I’ve never found an opinion that I enjoyed more than his, when it comes to “saving the planet.” For a comedian, he made more sense than anyone I ever heard. If youve never heard this man, give him a try. Hope you enjoy.
I like the sound of rain hitting the roof of a vehicle. I like to drive to the parking lot of a recently closed department store and sit. When the store was open, the lot was busy with its customers vehicles, coming and going, buying their trinkets and blinkets and nice fluffy winkets. The doors are now shut, the buildings for lease. Somewhere is a youngster that owns a winket, blinket or sninket bought here, and she’s saddened to see its closed doors, because when she feels alone and there’s noone around, she sits with her moonky and snunket and also the nice soft warm winket, and she feels peacefully calm.
The rain on the roof of my truck calms. Watching the streams of water as they merge on the windshield to form a liquid sheet of distorting wetness complements the effect.
There’s another store here, next to the silenced hulk of retail greatness, a small thrift shop. Value Village. No tribal warriors in this village, no grass skirts and nasal bones, no spears or grass huts in the village, but if you need a “slightly worn” shirt or pants, if you need a tire iron or weight bench, if you need pots and pans or a set of encyclopedias that’s missing the “G” volume (Gaa-Gym), and you find them on a day when the secret discount color matches the color on the objects price tag, you’ve won! You have won! You are a winner! Now you have a story, “. . . it is cool, huh? I found it at the Value Village, and it was 50% off!”
The rain coats the otherwise dull unattractive asphalt of the parking lot that wonders what it’s done wrong. . . “Once there was so much traffic here, but now. . . I don’t know. . . people come, they shop at the Village, semi’s park overnight then leave, it’s all just so. . . different.” Yeah, I know, parking lots rarely ponder. But the rain. . . it has a way of making the asphalt look like my soul – sometimes shiny and alive, when the drops cause a shimmer of motion in the many small puddles, sometimes vibrant and clean and hopeful. The rain masks the true nature of soul and asphalt – dry, dark, weathered. The pattern of drops on the roof of my truck decreases momentarily, the asphalt breathes, and now the rain picks up again, and calmness returns.
“For Lease, 1-800- XXX-XXXX. Space and Pad Site.” The retail site awaits it’s re-awakening. Call. Call soon.
The rain soothes a soul, but only until it’s cloud says “I’m empty.” Then dryness returns, and store and soul wait, wondering.
Twas the night before xmas and all through the house, not a creature was stirring, not even a furry brown mouse.

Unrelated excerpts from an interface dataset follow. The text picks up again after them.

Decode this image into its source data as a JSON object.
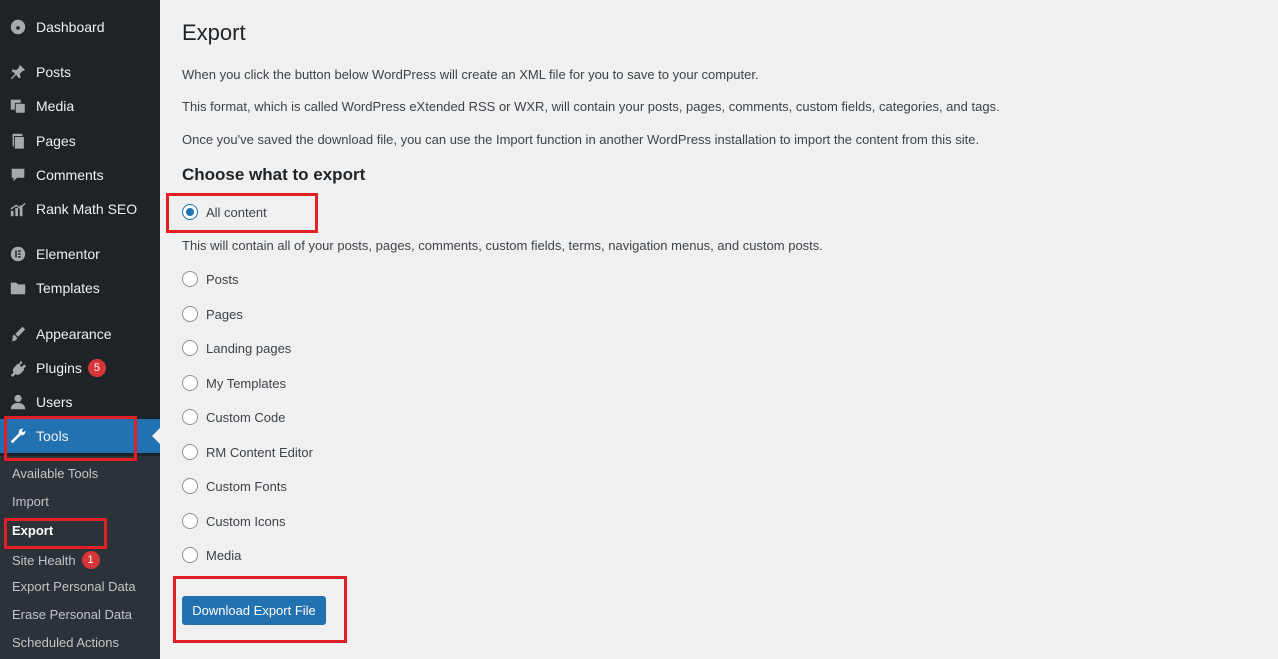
{
  "sidebar": {
    "items": [
      {
        "label": "Dashboard",
        "icon": "dashboard-icon"
      },
      {
        "label": "Posts",
        "icon": "pin-icon"
      },
      {
        "label": "Media",
        "icon": "media-icon"
      },
      {
        "label": "Pages",
        "icon": "pages-icon"
      },
      {
        "label": "Comments",
        "icon": "comment-icon"
      },
      {
        "label": "Rank Math SEO",
        "icon": "chart-icon"
      },
      {
        "label": "Elementor",
        "icon": "elementor-icon"
      },
      {
        "label": "Templates",
        "icon": "folder-icon"
      },
      {
        "label": "Appearance",
        "icon": "brush-icon"
      },
      {
        "label": "Plugins",
        "icon": "plugin-icon",
        "badge": "5"
      },
      {
        "label": "Users",
        "icon": "user-icon"
      },
      {
        "label": "Tools",
        "icon": "wrench-icon"
      }
    ],
    "submenu": [
      {
        "label": "Available Tools"
      },
      {
        "label": "Import"
      },
      {
        "label": "Export"
      },
      {
        "label": "Site Health",
        "badge": "1"
      },
      {
        "label": "Export Personal Data"
      },
      {
        "label": "Erase Personal Data"
      },
      {
        "label": "Scheduled Actions"
      }
    ]
  },
  "main": {
    "title": "Export",
    "paragraphs": [
      "When you click the button below WordPress will create an XML file for you to save to your computer.",
      "This format, which is called WordPress eXtended RSS or WXR, will contain your posts, pages, comments, custom fields, categories, and tags.",
      "Once you've saved the download file, you can use the Import function in another WordPress installation to import the content from this site."
    ],
    "heading": "Choose what to export",
    "options": [
      {
        "label": "All content",
        "checked": true
      },
      {
        "label": "Posts",
        "checked": false
      },
      {
        "label": "Pages",
        "checked": false
      },
      {
        "label": "Landing pages",
        "checked": false
      },
      {
        "label": "My Templates",
        "checked": false
      },
      {
        "label": "Custom Code",
        "checked": false
      },
      {
        "label": "RM Content Editor",
        "checked": false
      },
      {
        "label": "Custom Fonts",
        "checked": false
      },
      {
        "label": "Custom Icons",
        "checked": false
      },
      {
        "label": "Media",
        "checked": false
      }
    ],
    "all_content_desc": "This will contain all of your posts, pages, comments, custom fields, terms, navigation menus, and custom posts.",
    "download_label": "Download Export File"
  },
  "colors": {
    "sidebar_bg": "#1d2327",
    "accent": "#2271b1",
    "highlight": "#e31e25",
    "badge": "#d63638"
  }
}
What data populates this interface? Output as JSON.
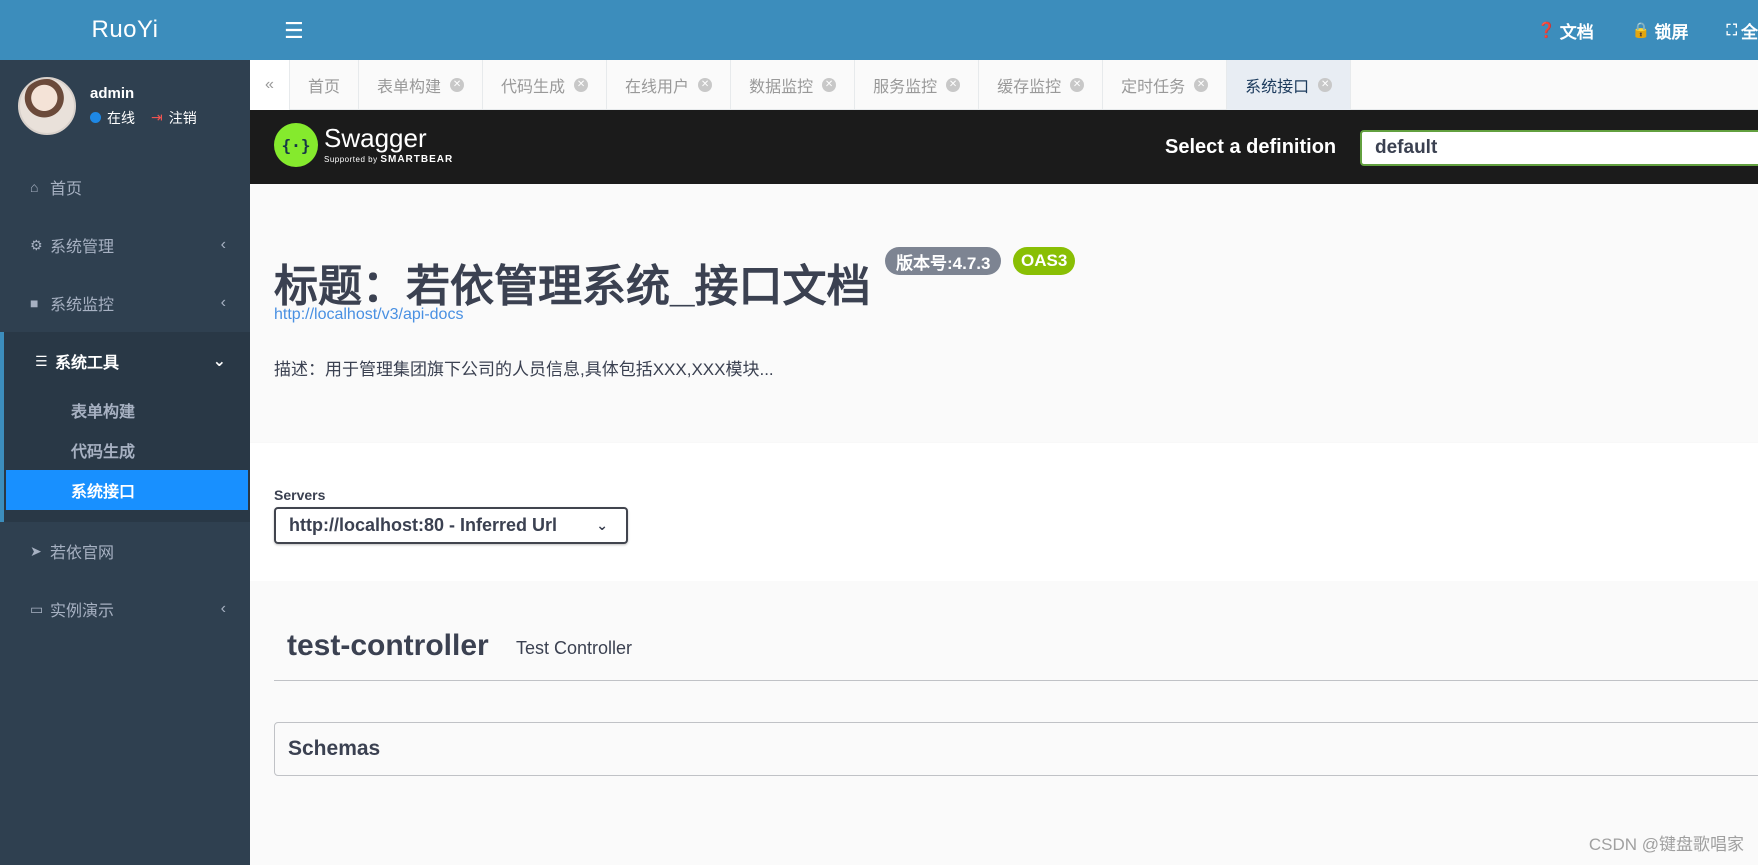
{
  "sidebar": {
    "logo": "RuoYi",
    "user": {
      "name": "admin",
      "status": "在线",
      "logout": "注销"
    },
    "menu": [
      {
        "label": "首页",
        "icon": "home-icon"
      },
      {
        "label": "系统管理",
        "icon": "gear-icon"
      },
      {
        "label": "系统监控",
        "icon": "video-icon"
      },
      {
        "label": "系统工具",
        "icon": "bars-icon"
      }
    ],
    "submenu": [
      "表单构建",
      "代码生成",
      "系统接口"
    ],
    "menu_after": [
      {
        "label": "若依官网",
        "icon": "send-icon"
      },
      {
        "label": "实例演示",
        "icon": "desktop-icon"
      }
    ]
  },
  "topbar": {
    "docs": "文档",
    "lock": "锁屏",
    "fullscreen": "全"
  },
  "tabs": [
    "首页",
    "表单构建",
    "代码生成",
    "在线用户",
    "数据监控",
    "服务监控",
    "缓存监控",
    "定时任务",
    "系统接口"
  ],
  "swagger": {
    "logo_text": "Swagger",
    "logo_sub": "Supported by",
    "logo_brand": "SMARTBEAR",
    "select_label": "Select a definition",
    "select_value": "default",
    "title": "标题：若依管理系统_接口文档",
    "version_badge": "版本号:4.7.3",
    "oas_badge": "OAS3",
    "url": "http://localhost/v3/api-docs",
    "description": "描述：用于管理集团旗下公司的人员信息,具体包括XXX,XXX模块...",
    "servers_label": "Servers",
    "servers_value": "http://localhost:80 - Inferred Url",
    "tag_name": "test-controller",
    "tag_desc": "Test Controller",
    "schemas": "Schemas"
  },
  "watermark": "CSDN @键盘歌唱家",
  "colors": {
    "topbar": "#3c8dbc",
    "sidebar": "#2f4050",
    "active_sub": "#1890ff",
    "swagger_green": "#85ea2d"
  }
}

This was because a gas leak was slowly suffocating everyone.
The stockings were hung by the chimney with care, with silvery strands of old St Nicks hair, because last year when that fat fuck showed up, I was able to grab him by his hair and almost throw him down the stairs.
The children were nestled, all snug in their beds, while visions of standing in line at Wal Mart returning the crap gifts they got danced in their heads.
And mama in her kerchief and I in my cap, had just given up on sex because I’m all out of blue pills,
when out on the lawn there arose such a clatter, so grabbing my glock I did what I’m supposed to do and randomly shot
The bullets went flying, mama was screaming,
and there on the breast of the new fallen snow, lie Santa and toys, from his mouth came breath a-steaming.
“Hey Dasher, Dancer, Prancer and Vixen, hey Comet and Cupid and Donner and Blitzen, it finally happened, what a surprise, an end to our fun because of a gun. I checked all my maps and thought what I thought, but must’ve thought wrong, and now I’ve been shot. So, to you my fine deer, and the rest of the world, I bid a merry xmas to all, and to all a . . . ”
Guess Jolly old St Nick didn’t make it!